A large hand lettered sign carried a statement given by Abu-Jamal to prison radio in response to the bill. It read “I welcome Gov. Corbett’s signature on an unconstitutional bill that proves that the PA executive and the legislature don’t give one whit about the constitutions of the Commonwealth or the U.S. It proves that they are the outlaws,” signed Mumia Abu-Jamal.
“Having failed to kill Mumia in the street in 1981, and having failed to execute him during his over 30 years on death row, the FOP and the government of Pennsylvania continues to try to silence him, this time by extinguishing his speech,” said Noelle Hanrahan of Prison Radio.
The demonstrators who turned out today made it clear that the state’s efforts are in vain. They stayed in the street for an impromptu rally that went on some time after the Corbett forces abandoned the area. A day of activities is also planned for Oct. 22 to broaden the movement to free Abu-Jamal and in observation of the national day against police brutality and mass incarceration.
EMAJ Notes also this, from years-long Philadelphia activist for Mumia, Lee James:
“We did so well. Listening and watching I felt we do have a movement here and it gets stronger everytime they come at us. New people, new determination – it was truly power to the people. They had to come out in such force and it truly meant nothing. They have nothing. We spoke of Ferguson, Palestine, prisoners, MOVE. . It was our people all over the world. Thank you all – and to the future, Lee.”

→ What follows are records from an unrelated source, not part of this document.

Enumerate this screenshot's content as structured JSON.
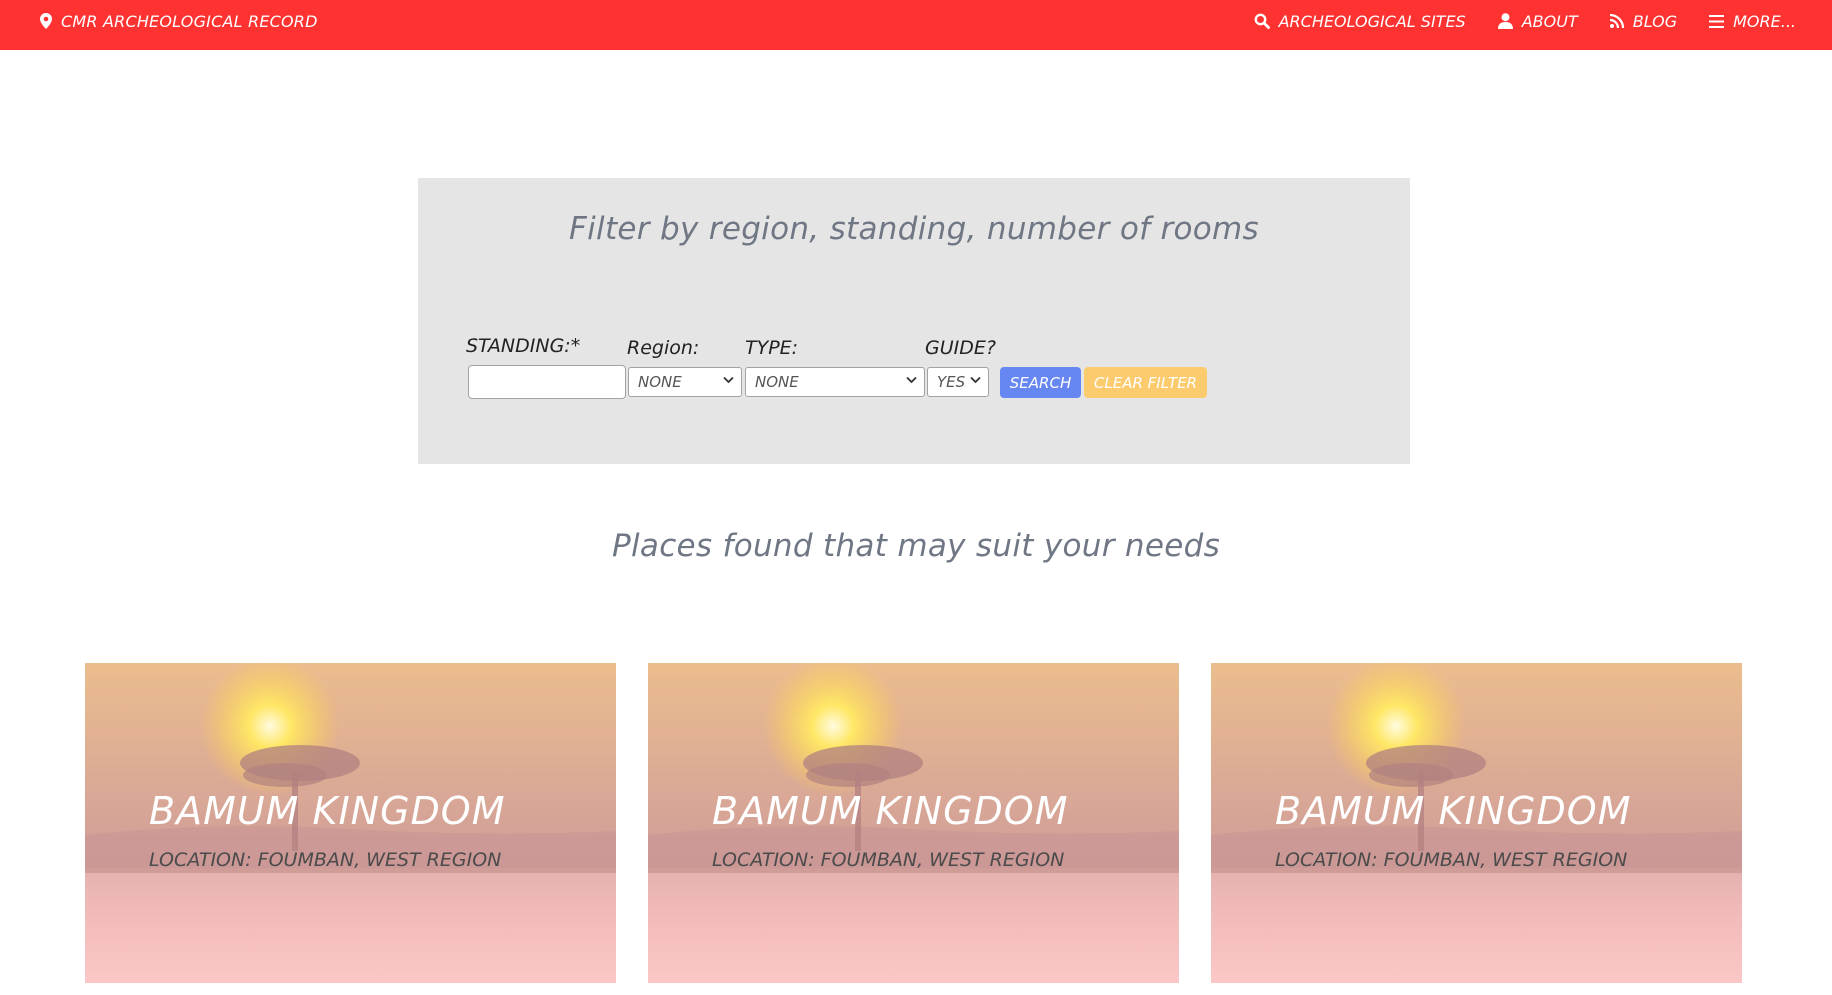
{
  "navbar": {
    "brand": "CMR ARCHEOLOGICAL RECORD",
    "brand_icon": "map-marker-icon",
    "items": [
      {
        "label": "ARCHEOLOGICAL SITES",
        "icon": "search-icon"
      },
      {
        "label": "ABOUT",
        "icon": "user-icon"
      },
      {
        "label": "BLOG",
        "icon": "rss-icon"
      },
      {
        "label": "MORE...",
        "icon": "hamburger-menu-icon"
      }
    ],
    "background_color": "#ff3232"
  },
  "filter": {
    "title": "Filter by region, standing, number of rooms",
    "standing_label": "STANDING:*",
    "standing_value": "",
    "region_label": "Region:",
    "region_value": "NONE",
    "type_label": "TYPE:",
    "type_value": "NONE",
    "guide_label": "GUIDE?",
    "guide_value": "YES",
    "search_label": "SEARCH",
    "clear_label": "CLEAR FILTER",
    "search_color": "#6686f2",
    "clear_color": "#fccb6e"
  },
  "results": {
    "heading": "Places found that may suit your needs",
    "cards": [
      {
        "title": "BAMUM KINGDOM",
        "location": "LOCATION: FOUMBAN, WEST REGION"
      },
      {
        "title": "BAMUM KINGDOM",
        "location": "LOCATION: FOUMBAN, WEST REGION"
      },
      {
        "title": "BAMUM KINGDOM",
        "location": "LOCATION: FOUMBAN, WEST REGION"
      }
    ]
  }
}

. . . and FROM PROFESSOR JOHANNA FERNANDEZ OF EMAJ AND THE CAMPAIGN TO BRING MUMIA HOME:
“Simple words can’t really capture what happened today. In the face of their antiseptic, proto-fascist ceremony, our side resounded with spirit, volume, color and poetry. People who were walking by wanted to hear more from our side, than from the white-man-march of 20 put on display by the cops and their followers.

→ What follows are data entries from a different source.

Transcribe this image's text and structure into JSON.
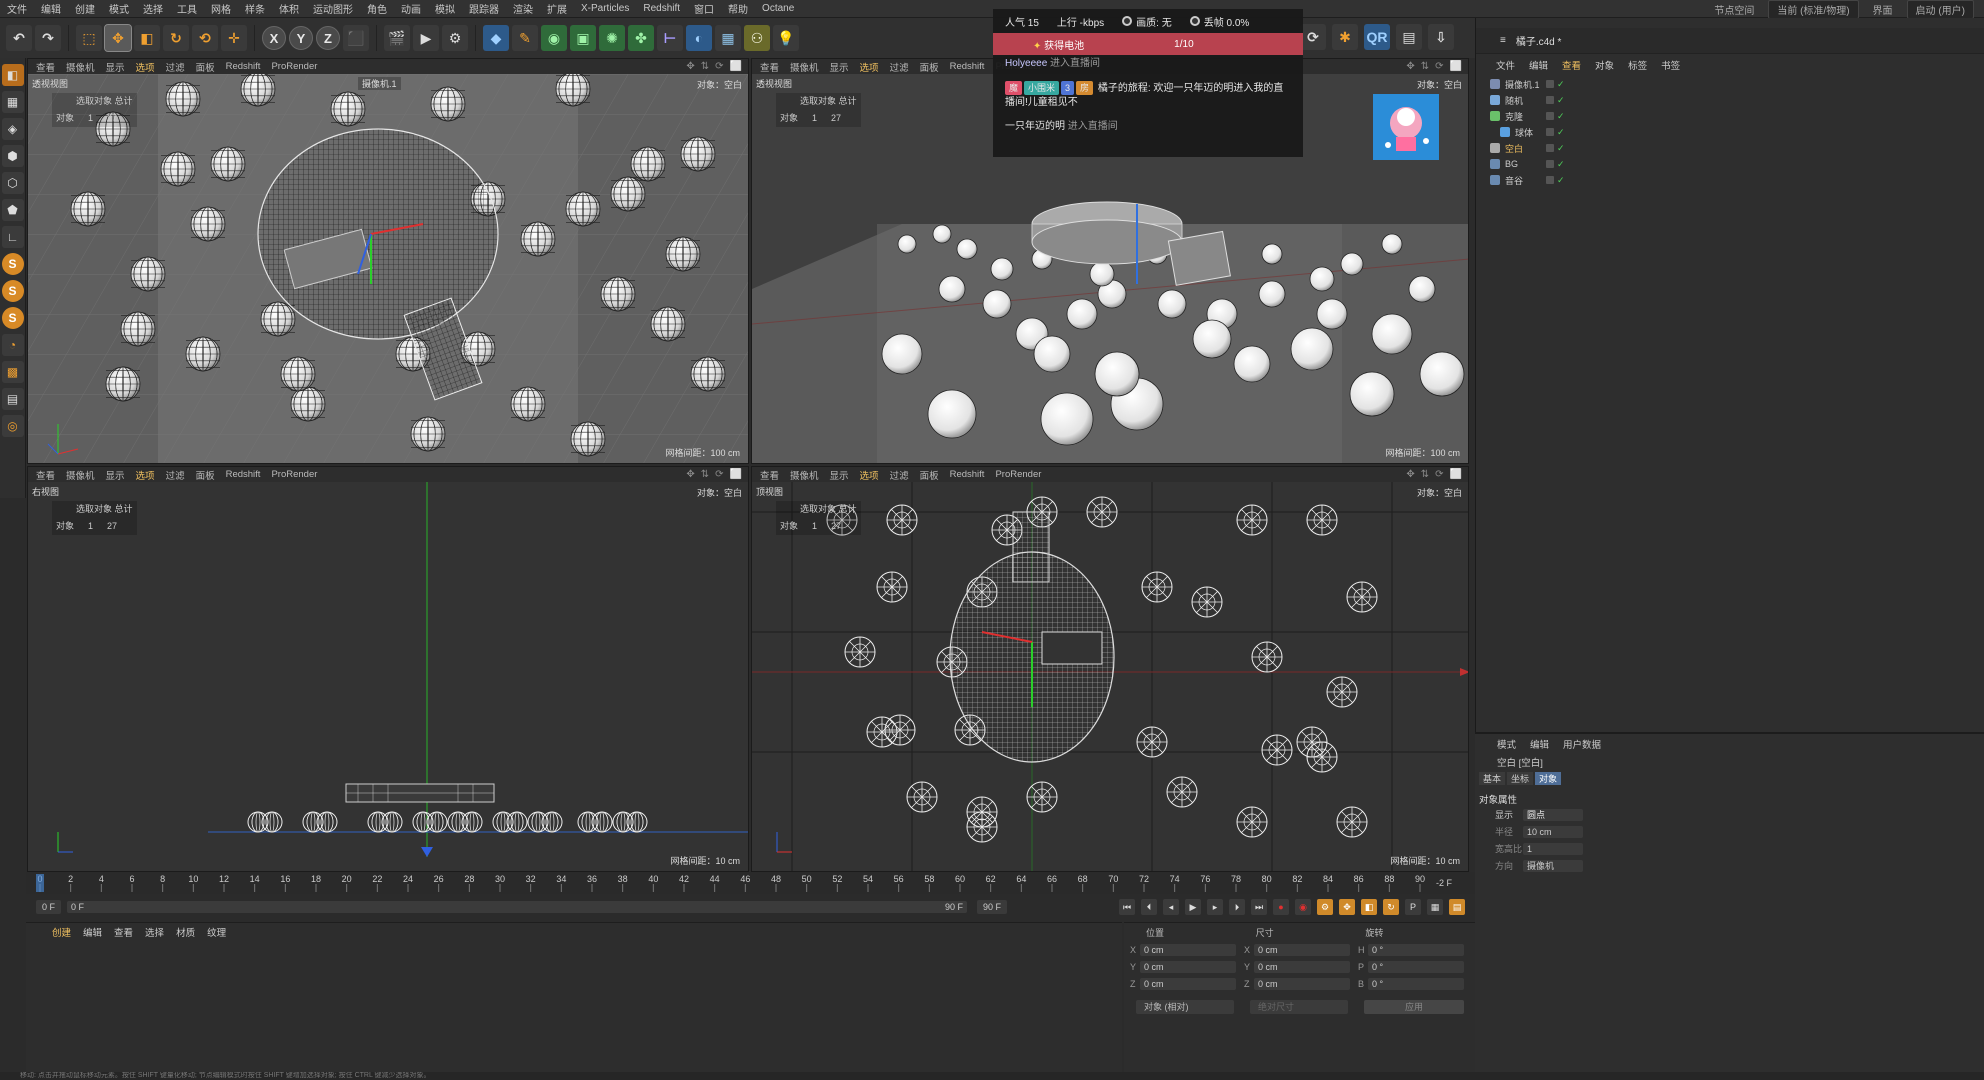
{
  "menu": [
    "文件",
    "编辑",
    "创建",
    "模式",
    "选择",
    "工具",
    "网格",
    "样条",
    "体积",
    "运动图形",
    "角色",
    "动画",
    "模拟",
    "跟踪器",
    "渲染",
    "扩展",
    "X-Particles",
    "Redshift",
    "窗口",
    "帮助",
    "Octane"
  ],
  "menu_right": {
    "node_space": "节点空间",
    "node_value": "当前 (标准/物理)",
    "layout": "界面",
    "layout_value": "启动 (用户)"
  },
  "viewport_menu": [
    "查看",
    "摄像机",
    "显示",
    "选项",
    "过滤",
    "面板",
    "Redshift",
    "ProRender"
  ],
  "viewports": {
    "tl": {
      "name": "透视视图",
      "stats_label": "选取对象 总计",
      "obj_label": "对象",
      "obj_sel": "1",
      "obj_total": "27",
      "right": "对象：空白",
      "camera": "摄像机.1",
      "grid": "网格间距：100 cm"
    },
    "tr": {
      "name": "透视视图",
      "stats_label": "选取对象 总计",
      "obj_label": "对象",
      "obj_sel": "1",
      "obj_total": "27",
      "right": "对象：空白",
      "grid": "网格间距：100 cm"
    },
    "bl": {
      "name": "右视图",
      "stats_label": "选取对象 总计",
      "obj_label": "对象",
      "obj_sel": "1",
      "obj_total": "27",
      "right": "对象：空白",
      "grid": "网格间距：10 cm"
    },
    "br": {
      "name": "顶视图",
      "stats_label": "选取对象 总计",
      "obj_label": "对象",
      "obj_sel": "1",
      "obj_total": "27",
      "right": "对象：空白",
      "grid": "网格间距：10 cm"
    }
  },
  "overlay": {
    "popularity": "人气 15",
    "upload": "上行 -kbps",
    "quality": "画质: 无",
    "drop": "丢帧 0.0%",
    "bar_left": "获得电池",
    "bar_right": "1/10",
    "line1_user": "Holyeeee",
    "line1_msg": "进入直播间",
    "tag1": "魔",
    "tag2": "小围米",
    "tag3": "3",
    "tag4": "房",
    "line2_msg": "橘子的旅程: 欢迎一只年迈的明进入我的直播间!儿童租见不",
    "line3_user": "一只年迈的明",
    "line3_msg": "进入直播间"
  },
  "objmgr": {
    "tabs": [
      "文件",
      "编辑",
      "查看",
      "对象",
      "标签",
      "书签"
    ],
    "doc": "橘子.c4d *",
    "objects": [
      {
        "name": "摄像机.1",
        "indent": 0,
        "color": "#7c8cb0"
      },
      {
        "name": "随机",
        "indent": 0,
        "color": "#7aa8d8"
      },
      {
        "name": "克隆",
        "indent": 0,
        "color": "#6ac06a"
      },
      {
        "name": "球体",
        "indent": 1,
        "color": "#5aa0e0"
      },
      {
        "name": "空白",
        "indent": 0,
        "color": "#aaaaaa",
        "selected": true
      },
      {
        "name": "BG",
        "indent": 0,
        "color": "#6a8ab0"
      },
      {
        "name": "音谷",
        "indent": 0,
        "color": "#6a8ab0"
      }
    ]
  },
  "attr": {
    "menu": [
      "模式",
      "编辑",
      "用户数据"
    ],
    "title": "空白 [空白]",
    "tabs": [
      "基本",
      "坐标",
      "对象"
    ],
    "section": "对象属性",
    "props": [
      {
        "label": "显示",
        "value": "圆点"
      },
      {
        "label": "半径",
        "value": "10 cm"
      },
      {
        "label": "宽高比",
        "value": "1"
      },
      {
        "label": "方向",
        "value": "摄像机"
      }
    ]
  },
  "timeline": {
    "ticks": [
      "0",
      "2",
      "4",
      "6",
      "8",
      "10",
      "12",
      "14",
      "16",
      "18",
      "20",
      "22",
      "24",
      "26",
      "28",
      "30",
      "32",
      "34",
      "36",
      "38",
      "40",
      "42",
      "44",
      "46",
      "48",
      "50",
      "52",
      "54",
      "56",
      "58",
      "60",
      "62",
      "64",
      "66",
      "68",
      "70",
      "72",
      "74",
      "76",
      "78",
      "80",
      "82",
      "84",
      "86",
      "88",
      "90"
    ],
    "current": "0 F",
    "start": "0 F",
    "end": "90 F",
    "end2": "90 F",
    "offset": "-2 F"
  },
  "matmgr": {
    "menu": [
      "创建",
      "编辑",
      "查看",
      "选择",
      "材质",
      "纹理"
    ]
  },
  "coord": {
    "headers": [
      "位置",
      "尺寸",
      "旋转"
    ],
    "rows": [
      {
        "a": "X",
        "p": "0 cm",
        "b": "X",
        "s": "0 cm",
        "c": "H",
        "r": "0 °"
      },
      {
        "a": "Y",
        "p": "0 cm",
        "b": "Y",
        "s": "0 cm",
        "c": "P",
        "r": "0 °"
      },
      {
        "a": "Z",
        "p": "0 cm",
        "b": "Z",
        "s": "0 cm",
        "c": "B",
        "r": "0 °"
      }
    ],
    "mode": "对象 (相对)",
    "size_mode": "绝对尺寸",
    "apply": "应用"
  },
  "status": "移动: 点击并拖动鼠标移动元素。按住 SHIFT 键量化移动; 节点编辑模式时按住 SHIFT 键增加选择对象; 按住 CTRL 键减少选择对象。"
}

It was truly a moment of the people and there were so many beautiful moments: our group trickled-in, a few at a time; but right at the start of the proceedings, when I looked back I saw that we had grown strong and I could see an abundance of colorful signs and banners with the beautiful Free Mumia NOW banner in front, which was photographed quite a bit by the media. And then there was that moment of fear at the beginning of the proceedings right before we broke the orchestrated ceremonial silence of the event and started chanting, strong, Brick By Brick, Wall by Wall, We’re Gonna Free Mumia Abu Jamal. The chants kept rolling throughout the proceedings and at some point Bro. Kamau decided to lift up our voices by pulling out the bull-horn (great idea!), which he used for a bit before the cops ask us to put it away. And then half way through the ceremony, Ramona couldn’t take it anymore and she broke out in speech and started exposing the contradiction of the term “victim relief,” in a city that dropped a bomb on the MOVE house. There was also a moment when a passerby said something about her son being in prison; at some point when we realized that the Bill was being signed we booed the Governor and before long Pam emerged from the back of the crowd with a liberated bull horn to tell us that this charade of a bill was a sign of weakness on the part of these fools in power and that they just went ahead a dragged themselves into a fight that they are most certainly going to lose. We got a kick-ass lecture from Tony, about the special role played by the people at the bottom of society during Philadelphia’s constitutional debates at the birth of the nation and we heard from a Brother whose imprisoned nephew was framed by the courts. We were so bad-ass that they didn’t quite know what to do with us as we bum-rushed their parade.
There were so many other classic moments; but above all this was another one of those moments of truth when the Mumia movement did what it had to do: confront power head-on in the streets — and it was beautiful.
I’m proud to be in this struggle with all of you.